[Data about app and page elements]
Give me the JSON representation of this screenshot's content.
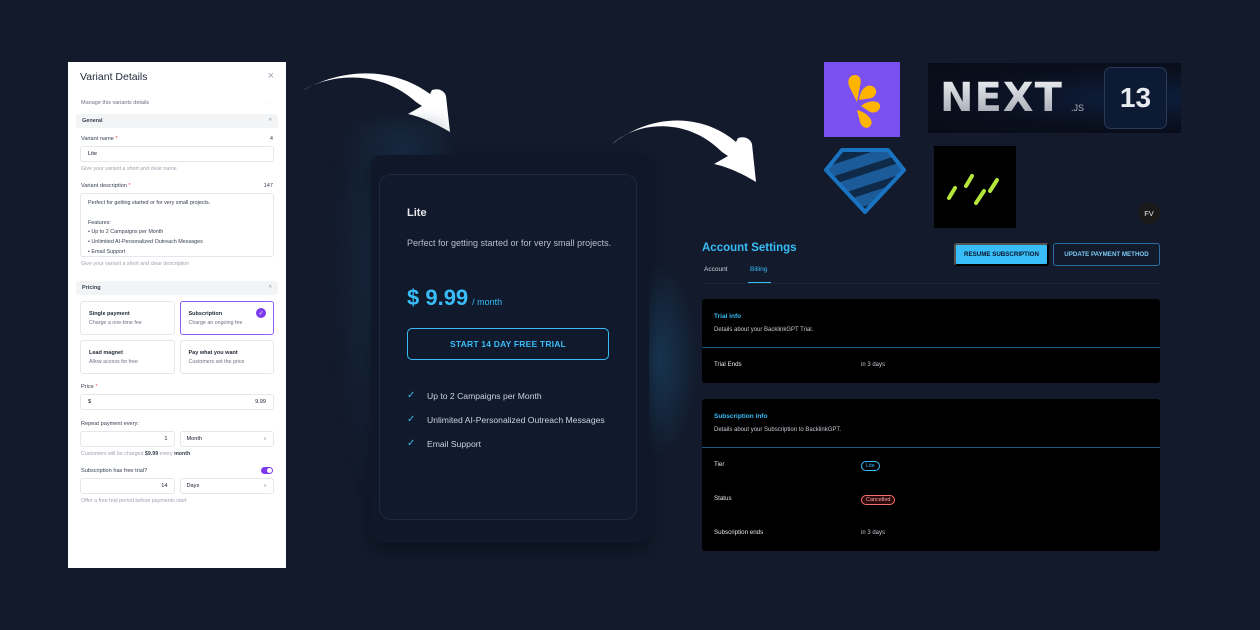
{
  "variant_panel": {
    "title": "Variant Details",
    "close_icon": "×",
    "manage_text": "Manage this variants details",
    "more_icon": "···",
    "general_section": "General",
    "variant_name_label": "Variant name",
    "required_mark": "*",
    "variant_name_count": "4",
    "variant_name_value": "Lite",
    "variant_name_hint": "Give your variant a short and clear name",
    "variant_desc_label": "Variant description",
    "variant_desc_count": "147",
    "variant_desc_lines": [
      "Perfect for getting started or for very small projects.",
      "",
      "Features:",
      "• Up to 2 Campaigns per Month",
      "• Unlimited AI-Personalized Outreach Messages",
      "• Email Support"
    ],
    "variant_desc_hint": "Give your variant a short and clear description",
    "pricing_section": "Pricing",
    "pricing_options": [
      {
        "title": "Single payment",
        "subtitle": "Charge a one-time fee",
        "selected": false
      },
      {
        "title": "Subscription",
        "subtitle": "Charge an ongoing fee",
        "selected": true
      },
      {
        "title": "Lead magnet",
        "subtitle": "Allow access for free",
        "selected": false
      },
      {
        "title": "Pay what you want",
        "subtitle": "Customers set the price",
        "selected": false
      }
    ],
    "price_label": "Price",
    "price_currency": "$",
    "price_value": "9.99",
    "repeat_label": "Repeat payment every:",
    "repeat_value": "1",
    "repeat_unit": "Month",
    "repeat_hint_prefix": "Customers will be charged",
    "repeat_hint_amount": "$9.99",
    "repeat_hint_suffix": "every",
    "repeat_hint_unit": "month",
    "trial_label": "Subscription has free trial?",
    "trial_enabled": true,
    "trial_value": "14",
    "trial_unit": "Days",
    "trial_hint": "Offer a free trial period before payments start"
  },
  "pricing_card": {
    "name": "Lite",
    "description": "Perfect for getting started or for very small projects.",
    "price": "$ 9.99",
    "period": "/ month",
    "cta": "START 14 DAY FREE TRIAL",
    "features": [
      "Up to 2 Campaigns per Month",
      "Unlimited AI-Personalized Outreach Messages",
      "Email Support"
    ],
    "check_icon": "✓"
  },
  "logos": {
    "next_word": "NEXT",
    "next_suffix": ".JS",
    "next_version": "13",
    "avatar_initials": "FV"
  },
  "account_settings": {
    "title": "Account Settings",
    "tabs": [
      {
        "label": "Account",
        "active": false
      },
      {
        "label": "Billing",
        "active": true
      }
    ],
    "resume_button": "RESUME SUBSCRIPTION",
    "update_button": "UPDATE PAYMENT METHOD",
    "trial_info": {
      "title": "Trial info",
      "subtitle": "Details about your BacklinkGPT Trial.",
      "rows": [
        {
          "label": "Trial Ends",
          "value": "in 3 days"
        }
      ]
    },
    "subscription_info": {
      "title": "Subscription info",
      "subtitle": "Details about your Subscription to BacklinkGPT.",
      "tier_label": "Tier",
      "tier_value": "Lite",
      "status_label": "Status",
      "status_value": "Cancelled",
      "ends_label": "Subscription ends",
      "ends_value": "in 3 days"
    }
  },
  "colors": {
    "background": "#121a2b",
    "accent": "#38bdf8",
    "purple": "#7c3aed",
    "danger": "#f87171",
    "lemon_bg": "#7b50f0",
    "lemon_petal": "#ffb400",
    "dash_green": "#b5e63a",
    "gem_blue": "#1a73c0"
  }
}
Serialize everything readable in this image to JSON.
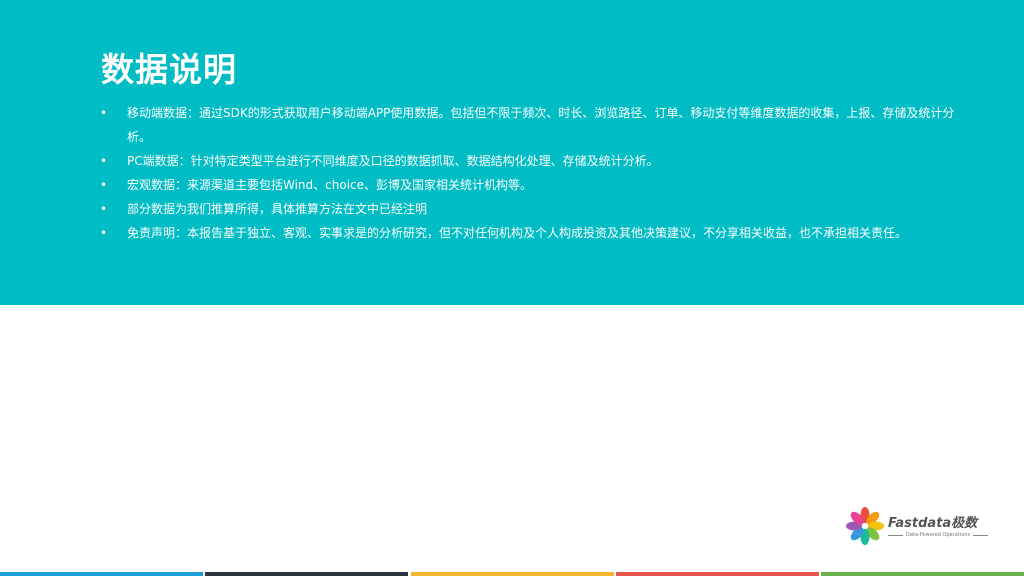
{
  "slide": {
    "title": "数据说明",
    "bullet_symbol": "•",
    "bullets": [
      "移动端数据：通过SDK的形式获取用户移动端APP使用数据。包括但不限于频次、时长、浏览路径、订单、移动支付等维度数据的收集，上报、存储及统计分析。",
      "PC端数据：针对特定类型平台进行不同维度及口径的数据抓取、数据结构化处理、存储及统计分析。",
      "宏观数据：来源渠道主要包括Wind、choice、彭博及国家相关统计机构等。",
      "部分数据为我们推算所得，具体推算方法在文中已经注明",
      "免责声明：本报告基于独立、客观、实事求是的分析研究，但不对任何机构及个人构成投资及其他决策建议，不分享相关收益，也不承担相关责任。"
    ]
  },
  "logo": {
    "name": "Fastdata极数",
    "tagline": "Data-Powered Operations",
    "icon": "flower-logo-icon"
  },
  "colors": {
    "banner": "#00bcc4",
    "text": "#ffffff",
    "footer": [
      "#1a9fd6",
      "#2d3440",
      "#f2b632",
      "#e8554e",
      "#6ab04c"
    ],
    "petals": [
      "#e84c3d",
      "#f39c12",
      "#f1c40f",
      "#7dc242",
      "#1abc9c",
      "#3498db",
      "#9b59b6",
      "#e84393"
    ]
  }
}
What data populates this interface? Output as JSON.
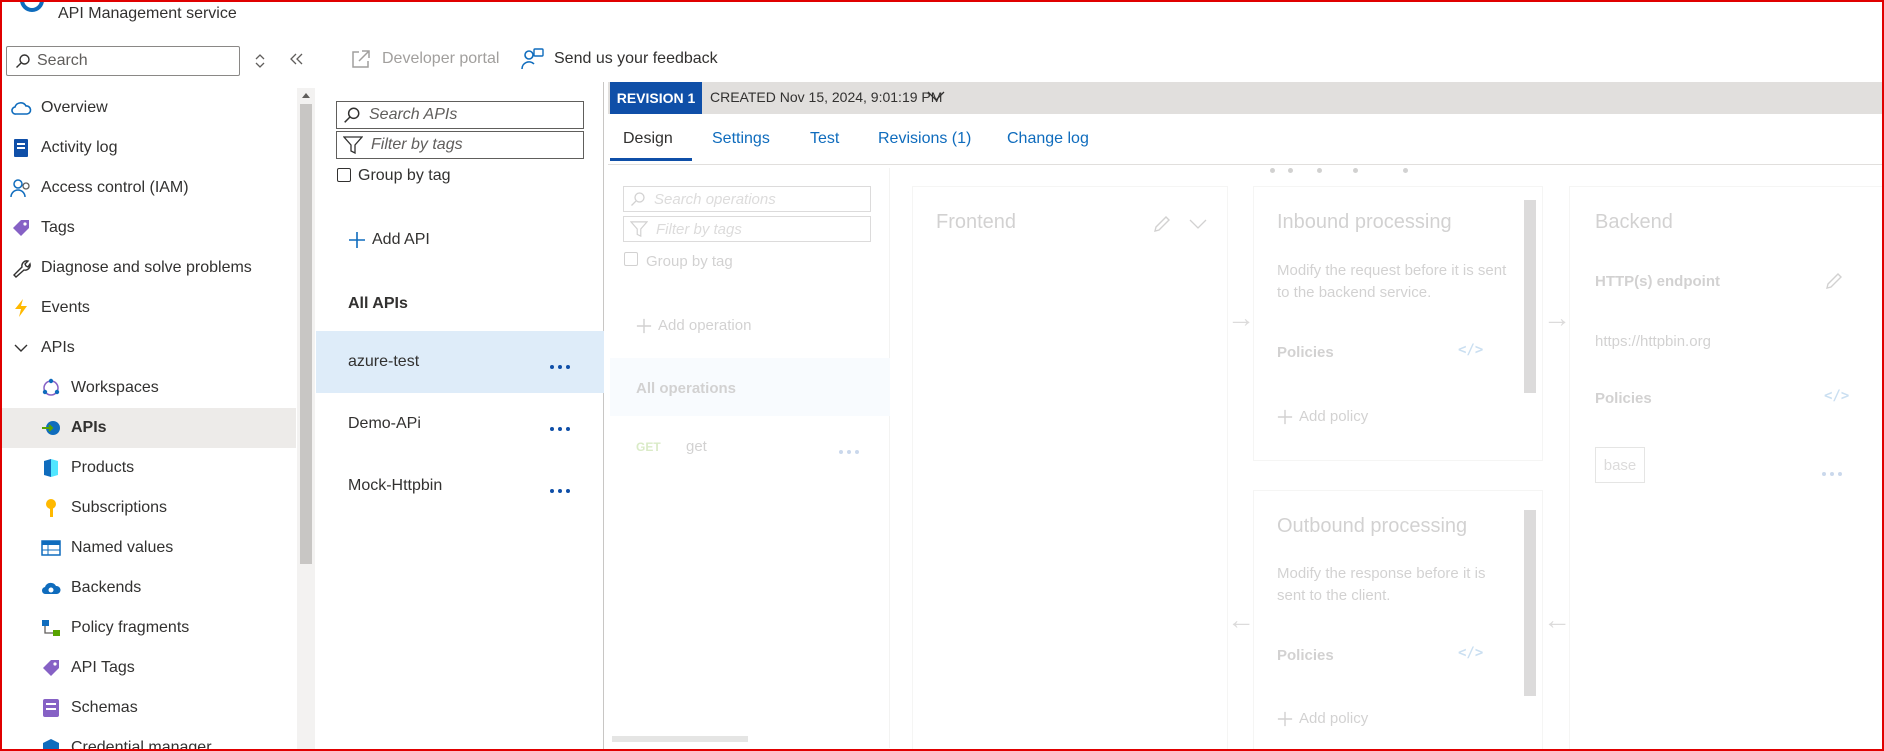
{
  "header": {
    "service_name": "API Management service"
  },
  "sidebar": {
    "search_placeholder": "Search",
    "items": [
      {
        "label": "Overview",
        "icon": "cloud-icon"
      },
      {
        "label": "Activity log",
        "icon": "log-icon"
      },
      {
        "label": "Access control (IAM)",
        "icon": "people-icon"
      },
      {
        "label": "Tags",
        "icon": "tag-icon"
      },
      {
        "label": "Diagnose and solve problems",
        "icon": "wrench-icon"
      },
      {
        "label": "Events",
        "icon": "lightning-icon"
      },
      {
        "label": "APIs",
        "icon": "chevron-down-icon"
      },
      {
        "label": "Workspaces",
        "icon": "workspaces-icon"
      },
      {
        "label": "APIs",
        "icon": "api-icon"
      },
      {
        "label": "Products",
        "icon": "products-icon"
      },
      {
        "label": "Subscriptions",
        "icon": "key-icon"
      },
      {
        "label": "Named values",
        "icon": "table-icon"
      },
      {
        "label": "Backends",
        "icon": "backends-icon"
      },
      {
        "label": "Policy fragments",
        "icon": "fragments-icon"
      },
      {
        "label": "API Tags",
        "icon": "tag-icon"
      },
      {
        "label": "Schemas",
        "icon": "schemas-icon"
      },
      {
        "label": "Credential manager",
        "icon": "credential-icon"
      }
    ]
  },
  "toolbar": {
    "developer_portal": "Developer portal",
    "feedback": "Send us your feedback"
  },
  "apis_panel": {
    "search_placeholder": "Search APIs",
    "filter_placeholder": "Filter by tags",
    "group_by_tag": "Group by tag",
    "add_api": "Add API",
    "all_apis": "All APIs",
    "apis": [
      "azure-test",
      "Demo-APi",
      "Mock-Httpbin"
    ]
  },
  "revision": {
    "badge": "REVISION 1",
    "created": "CREATED Nov 15, 2024, 9:01:19 PM"
  },
  "tabs": [
    "Design",
    "Settings",
    "Test",
    "Revisions (1)",
    "Change log"
  ],
  "design": {
    "search_operations": "Search operations",
    "filter_by_tags": "Filter by tags",
    "group_by_tag": "Group by tag",
    "add_operation": "Add operation",
    "all_operations": "All operations",
    "operation_method": "GET",
    "operation_name": "get",
    "frontend_title": "Frontend",
    "inbound_title": "Inbound processing",
    "inbound_desc": "Modify the request before it is sent to the backend service.",
    "outbound_title": "Outbound processing",
    "outbound_desc": "Modify the response before it is sent to the client.",
    "policies": "Policies",
    "add_policy": "Add policy",
    "backend_title": "Backend",
    "http_endpoint": "HTTP(s) endpoint",
    "backend_url": "https://httpbin.org",
    "base": "base"
  },
  "colors": {
    "accent": "#0f4fa8",
    "link": "#0f6cbd",
    "selected_row": "#deecf9",
    "frame": "#e00000"
  }
}
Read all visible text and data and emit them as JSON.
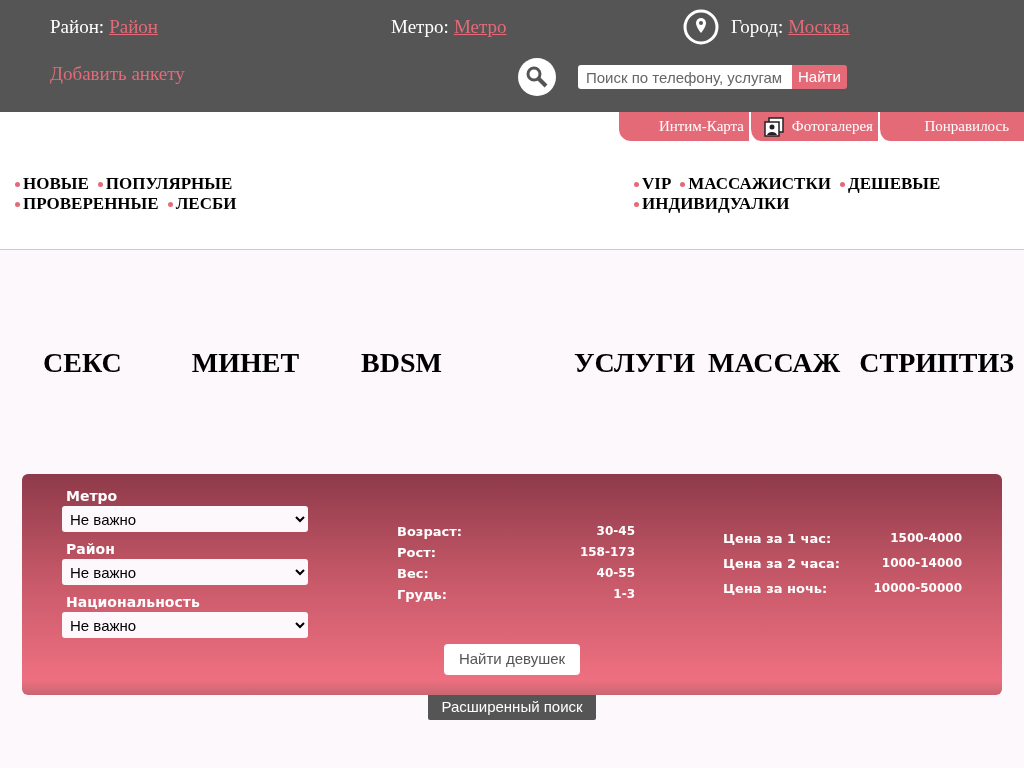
{
  "header": {
    "location": [
      {
        "kind": "plain",
        "label": "Район:",
        "value": "Район"
      },
      {
        "kind": "plain",
        "label": "Метро:",
        "value": "Метро"
      },
      {
        "kind": "pin",
        "label": "Город:",
        "value": "Москва"
      }
    ],
    "add_listing": "Добавить анкету",
    "search": {
      "placeholder": "Поиск по телефону, услугам",
      "button": "Найти"
    }
  },
  "top_tabs": [
    {
      "kind": "plain",
      "label": "Интим-Карта"
    },
    {
      "kind": "gallery",
      "label": "Фотогалерея"
    },
    {
      "kind": "plain",
      "label": "Понравилось"
    }
  ],
  "nav_left": [
    [
      "НОВЫЕ",
      "ПОПУЛЯРНЫЕ"
    ],
    [
      "ПРОВЕРЕННЫЕ",
      "ЛЕСБИ"
    ]
  ],
  "nav_right": [
    [
      "VIP",
      "МАССАЖИСТКИ",
      "ДЕШЕВЫЕ"
    ],
    [
      "ИНДИВИДУАЛКИ"
    ]
  ],
  "categories": [
    "СЕКС",
    "МИНЕТ",
    "BDSM",
    "УСЛУГИ",
    "МАССАЖ",
    "СТРИПТИЗ"
  ],
  "filter": {
    "selects": [
      {
        "label": "Метро",
        "value": "Не важно"
      },
      {
        "label": "Район",
        "value": "Не важно"
      },
      {
        "label": "Национальность",
        "value": "Не важно"
      }
    ],
    "params": [
      {
        "label": "Возраст:",
        "value": "30-45"
      },
      {
        "label": "Рост:",
        "value": "158-173"
      },
      {
        "label": "Вес:",
        "value": "40-55"
      },
      {
        "label": "Грудь:",
        "value": "1-3"
      }
    ],
    "prices": [
      {
        "label": "Цена за 1 час:",
        "value": "1500-4000"
      },
      {
        "label": "Цена за 2 часа:",
        "value": "1000-14000"
      },
      {
        "label": "Цена за ночь:",
        "value": "10000-50000"
      }
    ],
    "submit": "Найти девушек",
    "advanced": "Расширенный поиск"
  }
}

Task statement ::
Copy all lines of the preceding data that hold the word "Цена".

Answer box ::
        "label": "Цена за 1 час:",
        "label": "Цена за 2 часа:",
        "label": "Цена за ночь:",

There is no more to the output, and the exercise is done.